Research indicates that the majority of women who experience homelessness also experience violence, with domestic violence being one of the primary catalysts for homelessness in women's lives.
Homelessness is also associated with a variety of health issues, all of which can be difficult to address while meeting one’s basic needs. The H.O.P.E. Women's Caucus is a safe space for H.O.P.E. members who identify as women to work together on the issues that affect them disproportionately, including reproductive health and violence. Co-sponsored by the Center for Research on Women at the University of Memphis, Women’s Caucus meets regularly for “Dinner and Discussion,” out of which a core group of organizers has emerged to focus on the unique challenges faced by women experiencing homelessness.
Wednesday, 22 Jan 2014 5:00 AM - 7:00 PM
The Point in Time Count is an annual count of people experiencing street homelessness on one given day of the year, which is required by the Department of Housing and Urban Development to retain federal funding for homeless programs. It is also important that the results from the count provide an accurate reflection of homelessness in Memphis. Volunteers will be talking one-on-one with any unsheltered individual willing to be interviewed. The Community Alliance for the Homeless then use this data to move forward with securing housing and other services for some of our most vulnerable brothers and sisters. Groups of five will go to certain precincts throughout the city in order to visit soup kitchens, crisis centers, shelters, and other offices where homeless Memphians congregate during the day. H.O.P.E. members, many of whom are themselves currently on the street will be assisting in this years count but we need your help too! The annual Point in Time Count will be Wednesday, 22 Jan 2014 5:00 AM - 7:00 PM. you can register here! There are multiple shifts that you can volunteer for based on your availability.
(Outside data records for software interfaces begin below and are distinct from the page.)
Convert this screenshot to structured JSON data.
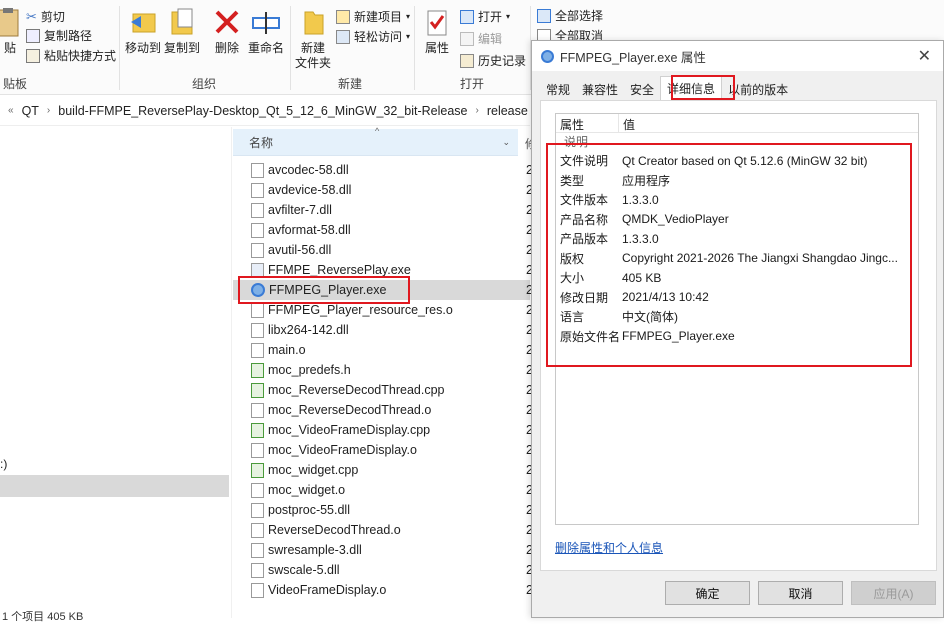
{
  "ribbon": {
    "clipboard": {
      "paste_label": "贴",
      "cut_label": "剪切",
      "copy_path_label": "复制路径",
      "paste_shortcut_label": "粘贴快捷方式",
      "group_label": "贴板"
    },
    "organize": {
      "move_to_label": "移动到",
      "copy_to_label": "复制到",
      "delete_label": "删除",
      "rename_label": "重命名",
      "group_label": "组织"
    },
    "new": {
      "new_folder_label_line1": "新建",
      "new_folder_label_line2": "文件夹",
      "new_item_label": "新建项目",
      "easy_access_label": "轻松访问",
      "group_label": "新建"
    },
    "open": {
      "properties_label": "属性",
      "open_label": "打开",
      "edit_label": "编辑",
      "history_label": "历史记录",
      "group_label": "打开"
    },
    "select": {
      "select_all_label": "全部选择",
      "select_none_label": "全部取消"
    }
  },
  "address": {
    "segments": [
      "QT",
      "build-FFMPE_ReversePlay-Desktop_Qt_5_12_6_MinGW_32_bit-Release",
      "release"
    ]
  },
  "nav": {
    "partial_text": ":)"
  },
  "filelist": {
    "column_name": "名称",
    "column_date_fragment": "修",
    "files": [
      {
        "name": "avcodec-58.dll",
        "date_fragment": "2"
      },
      {
        "name": "avdevice-58.dll",
        "date_fragment": "2"
      },
      {
        "name": "avfilter-7.dll",
        "date_fragment": "2"
      },
      {
        "name": "avformat-58.dll",
        "date_fragment": "2"
      },
      {
        "name": "avutil-56.dll",
        "date_fragment": "2"
      },
      {
        "name": "FFMPE_ReversePlay.exe",
        "date_fragment": "2"
      },
      {
        "name": "FFMPEG_Player.exe",
        "date_fragment": "2"
      },
      {
        "name": "FFMPEG_Player_resource_res.o",
        "date_fragment": "2"
      },
      {
        "name": "libx264-142.dll",
        "date_fragment": "2"
      },
      {
        "name": "main.o",
        "date_fragment": "2"
      },
      {
        "name": "moc_predefs.h",
        "date_fragment": "2"
      },
      {
        "name": "moc_ReverseDecodThread.cpp",
        "date_fragment": "2"
      },
      {
        "name": "moc_ReverseDecodThread.o",
        "date_fragment": "2"
      },
      {
        "name": "moc_VideoFrameDisplay.cpp",
        "date_fragment": "2"
      },
      {
        "name": "moc_VideoFrameDisplay.o",
        "date_fragment": "2"
      },
      {
        "name": "moc_widget.cpp",
        "date_fragment": "2"
      },
      {
        "name": "moc_widget.o",
        "date_fragment": "2"
      },
      {
        "name": "postproc-55.dll",
        "date_fragment": "2"
      },
      {
        "name": "ReverseDecodThread.o",
        "date_fragment": "2"
      },
      {
        "name": "swresample-3.dll",
        "date_fragment": "2"
      },
      {
        "name": "swscale-5.dll",
        "date_fragment": "2"
      },
      {
        "name": "VideoFrameDisplay.o",
        "date_fragment": "2"
      }
    ]
  },
  "statusbar": {
    "text": "1 个项目  405 KB"
  },
  "dialog": {
    "title": "FFMPEG_Player.exe 属性",
    "tabs": [
      "常规",
      "兼容性",
      "安全",
      "详细信息",
      "以前的版本"
    ],
    "table_header": {
      "property": "属性",
      "value": "值"
    },
    "section_label": "说明",
    "properties": [
      {
        "k": "文件说明",
        "v": "Qt Creator based on Qt 5.12.6 (MinGW 32 bit)"
      },
      {
        "k": "类型",
        "v": "应用程序"
      },
      {
        "k": "文件版本",
        "v": "1.3.3.0"
      },
      {
        "k": "产品名称",
        "v": "QMDK_VedioPlayer"
      },
      {
        "k": "产品版本",
        "v": "1.3.3.0"
      },
      {
        "k": "版权",
        "v": "Copyright 2021-2026 The Jiangxi Shangdao Jingc..."
      },
      {
        "k": "大小",
        "v": "405 KB"
      },
      {
        "k": "修改日期",
        "v": "2021/4/13 10:42"
      },
      {
        "k": "语言",
        "v": "中文(简体)"
      },
      {
        "k": "原始文件名",
        "v": "FFMPEG_Player.exe"
      }
    ],
    "remove_link": "删除属性和个人信息",
    "buttons": {
      "ok": "确定",
      "cancel": "取消",
      "apply": "应用(A)"
    }
  },
  "colors": {
    "highlight": "#e0181f",
    "selection": "#d9d9d9",
    "link": "#1a55b8"
  }
}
Community Forum and Know Your Rights Workshop
Time: Noon - 2:00 pm. Sign in and snacks at 11:30am
Location: St Patrick's Church, 277 S. Fourth St, Memphis, TN 38126
Co-Moderators: Earle Fisher and Gee Joyner
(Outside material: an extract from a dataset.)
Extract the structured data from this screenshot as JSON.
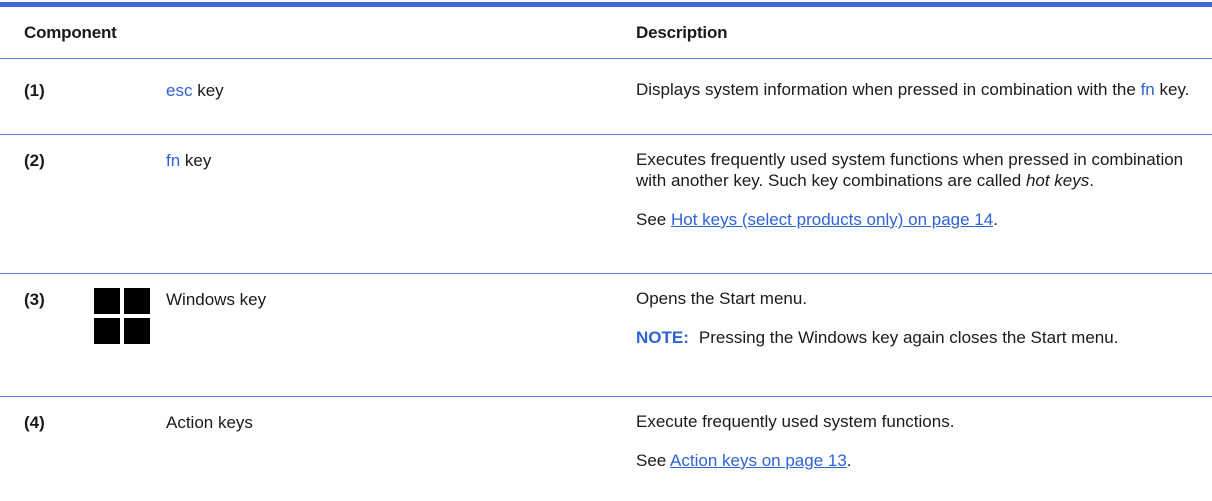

March on Civic Center Plaza and Cypher
Time: 2:00 pm. - 4:00 pm.
Starting Point: St Patrick's Church, 277 S. Fourth St, Memphis, TN 38126
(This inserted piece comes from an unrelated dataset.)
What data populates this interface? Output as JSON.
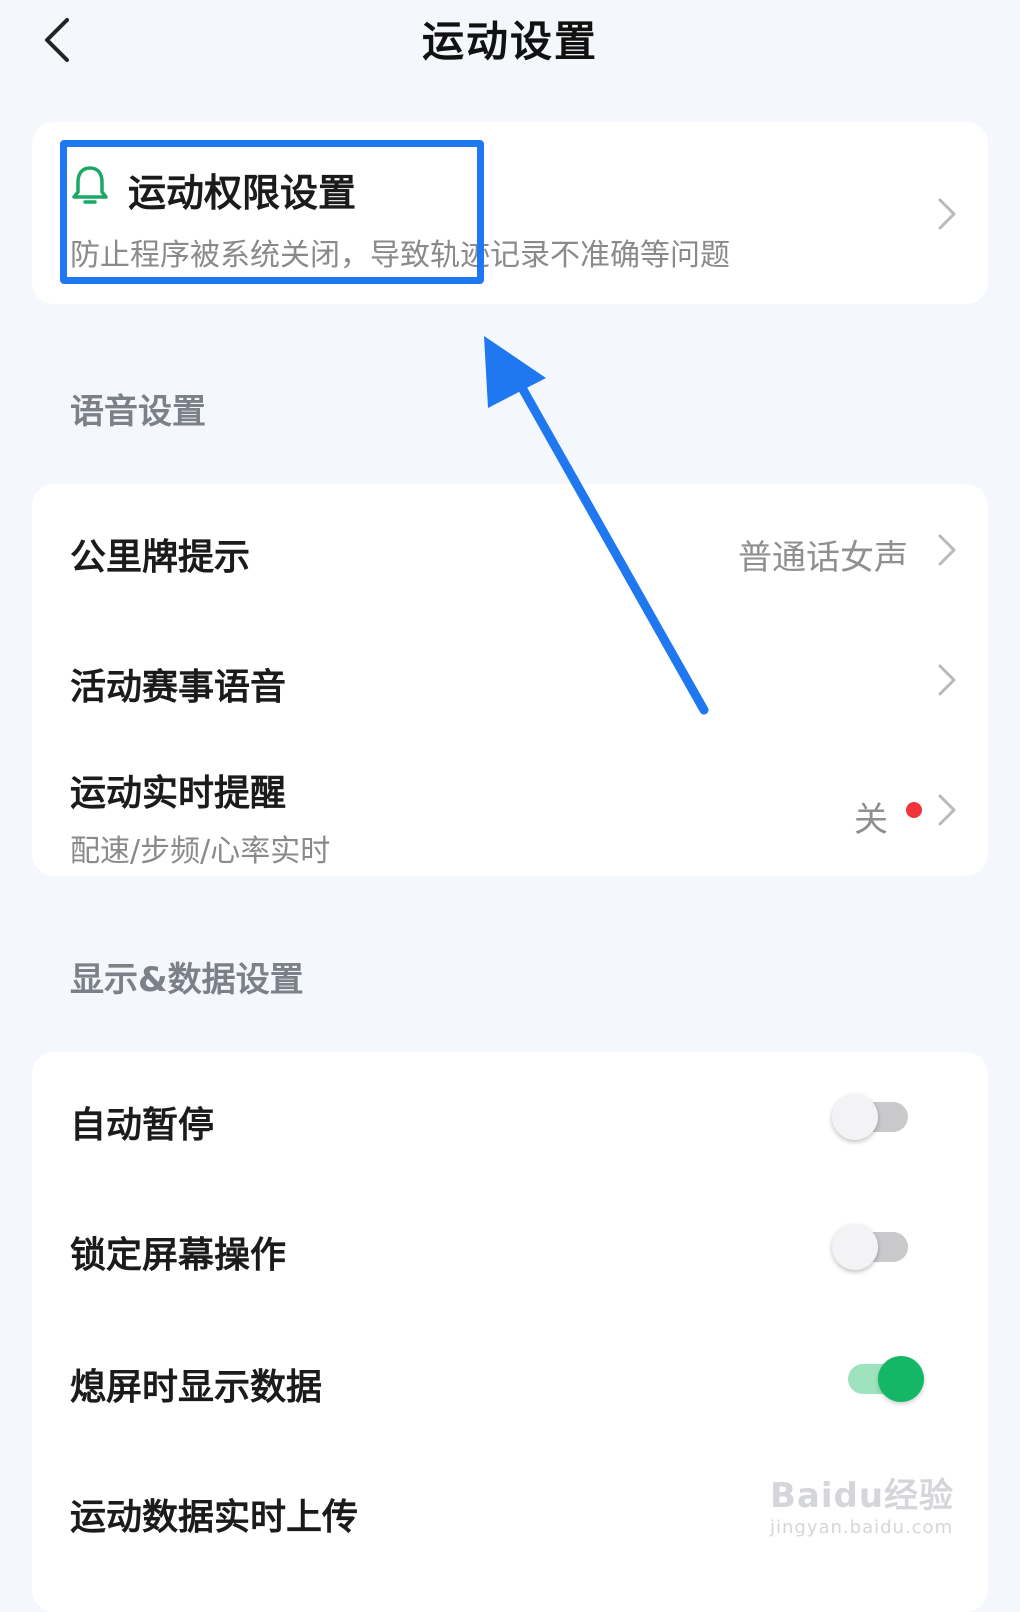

Memphis United Music Show and After-Party
Time: Doors open at 7:00 pm. Show starts at 7:30 pm.
Location: K'PreSha Boutique, 323 South Main St, Memphis, TN 38126
Line-up of artists performing:
Join Memphis United this Tuesday, December 17th. Our goal is to begin a grassroots campaign to end systemic police harassment and misconduct, and to promote positive reforms to our local criminal justice system for all Memphians. The event begins at noon with a community forum at St Patrick's Catholic Church. (Sign-in and refreshments at 11:30am.) This forum, co-moderated by Earle Fisher and Gee Joyner, will allow the community to air their opinions and share their experiences in a space of safety and plan for future action. This forum will also include a "Know Your Rights" workshop put on by H.O.P.E. (Homeless Organizing For Power and Equality). and the Law Offices of the Shelby County Public Defender.
At 2:00 pm we will gather outside St Patrick's Catholic Church to host a nonviolent march down Beale Street to South Main to Civic Center Plaza, right outside of City Hall where local hip hop artists will host a cypher, a hip hop freestyle circle. Hip-hop is not the enemy nor are people experiencing homelessness.